Directions for this task
Give back all the data exactly, line by line.

*** Begin section ***

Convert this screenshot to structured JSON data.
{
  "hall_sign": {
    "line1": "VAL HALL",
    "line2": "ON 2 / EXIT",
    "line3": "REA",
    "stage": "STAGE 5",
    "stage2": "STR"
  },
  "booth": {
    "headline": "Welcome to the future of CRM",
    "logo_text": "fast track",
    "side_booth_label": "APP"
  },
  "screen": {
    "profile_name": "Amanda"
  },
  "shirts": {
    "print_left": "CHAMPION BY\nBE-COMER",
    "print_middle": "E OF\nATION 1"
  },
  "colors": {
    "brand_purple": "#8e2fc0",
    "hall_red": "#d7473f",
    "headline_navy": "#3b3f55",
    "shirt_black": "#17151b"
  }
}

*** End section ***

Solution
Convert this screenshot to structured JSON data.
{
  "hall_sign": {
    "line1": "VAL HALL",
    "line2": "ON 2 / EXIT",
    "line3": "REA",
    "stage": "STAGE 5",
    "stage2": "STR"
  },
  "booth": {
    "headline": "Welcome to the future of CRM",
    "logo_text": "fast track",
    "side_booth_label": "APP"
  },
  "screen": {
    "profile_name": "Amanda"
  },
  "shirts": {
    "print_left": "CHAMPION BY\nBE-COMER",
    "print_middle": "E OF\nATION 1"
  },
  "colors": {
    "brand_purple": "#8e2fc0",
    "hall_red": "#d7473f",
    "headline_navy": "#3b3f55",
    "shirt_black": "#17151b"
  }
}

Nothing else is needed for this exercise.